Thus, Exchange 2013 and SharePoint 2013 give us the wonders of site mailboxes and integrated eDiscovery across the repositories, with Data Loss Prevention (DLP) soon to be added to SharePoint Online. Exchange 2013 and SharePoint 2013 share the Search Foundation to make cross-platform searches feasible, a development that is a good long-term step even if it creates difficulties in that it is not possible to conduct a search across mailboxes that reside on servers running different versions of Exchange.
Which brings us to what’s happening in Wave 16, the next generation of Office servers that will gradually appear in breadcrumb format in the online services, dribbled out in a series of incremental updates over the next year before code is assembled in a form that can be delivered to on-premises customers sometime in late 2015 (my best guess).
“Oslo”, now named Delve, is one of the headline features due to appear in Office 365 by the end of 2014. Beta software has not yet been made available so any assessment of what Delve is comes from descriptions provided online or in Microsoft presentations. From these it seems like the technology called Office Graph that provides the information accessible through Delve depends on being able to retrieve information from repositories like Exchange and SharePoint and meld data together in such a way as to be able to present the most important items to users based on knowledge acquired of end-user connections and activities refined by a healthy dose of machine-learning.
What’s clear here is that the underpinnings of Delve depend on a lot of integration.
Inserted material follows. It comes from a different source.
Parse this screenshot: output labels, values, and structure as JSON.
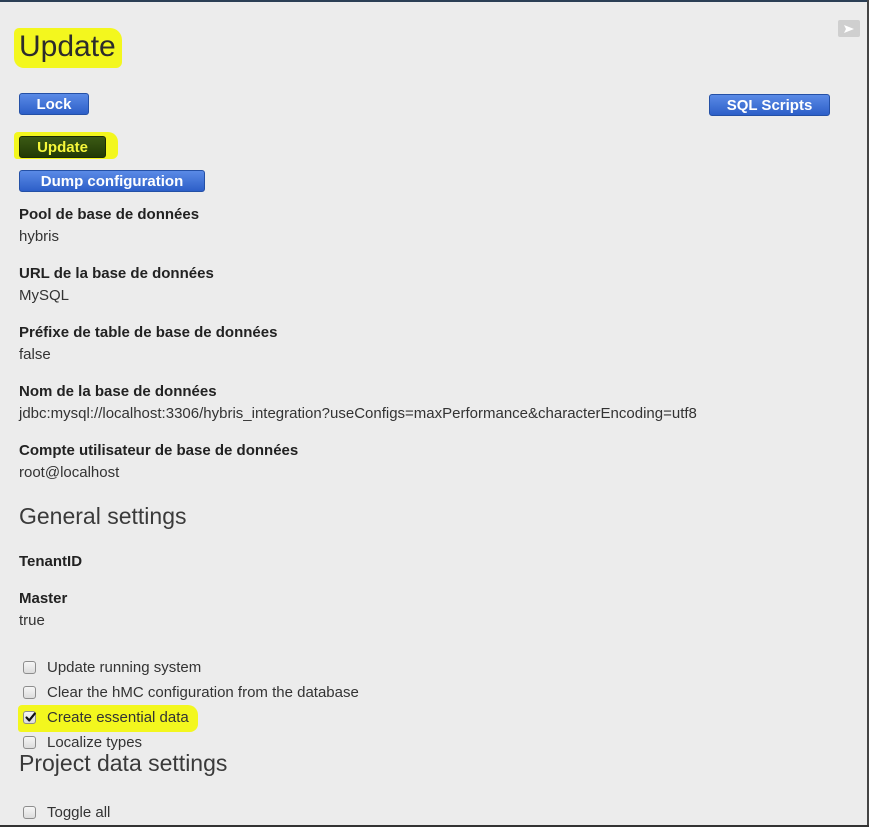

And that the integration is possible in Office 365 because Microsoft owns the complete environment. Knowing that everything they depend on will be in place and connected together is a different prospect for software engineers when it comes to designing new features. It opens up a new vista of possibilities.
In the past, software engineers could not assume that any necessary component was in place, which meant that invariably complicated installation and configuration instructions had to be written to explain how to knit different products together to accomplish the intended goal. The process of configuring Exchange 2013 and SharePoint 2013 to make site mailboxes possible is an example.
Now, the Office 365 engineers know exactly what software is available down to a specific build number and can therefore construct their software with a freedom that was never previously available. It’s a world of difference that enables complexity like the Office Graph.
Being able to use features enabled through very complex software without fearing that some obscure configuration glitch will cause problems is also great for end users. It also binds people more tightly to the service and makes it harder for them to move elsewhere, which is precisely the reason why Microsoft creates the feature.
But features like Delve create all manner of questions for those who don’t use Office 365. For instance, will Microsoft make the necessary components available to third party hosting companies or will these features remain a competitive advantage for Office 365? It’s reasonable that Microsoft would have some period of exclusivity both to have an advantage and to fully sort the software, but I’m sure that the third party hosting companies will view a growing functionality gap with Office 365 with some dismay because the gap makes their offering less competitive and complete. It’s also something that the competition authorities in different jurisdictions might review.
The same functionality gap seems likely to occur for on-premises customers too. At least, Microsoft has revealed that Office Graph won’t be in the next major version of Exchange. Again, there’s a certain reasonability about the position because not every customer will want to invest in the resources necessary to deploy something like the Office Graph. It therefore follows that Microsoft would be better off dedicating engineering resources to more prosaic but widely-used features than assigning them to create the installation and configuration procedures necessary for an on-premises deployment.
We can treat Office Graph as a one-off exception and assuage the fears of hosting providers and on-premises customers will not be left behind in terms of functionality. But I think the integration possibilities that now exist within the Office 365 servers will present Microsoft with the opportunity to deliver future features that will be unique to the Microsoft cloud. It just makes sense.
Follow Tony @12Knocksinna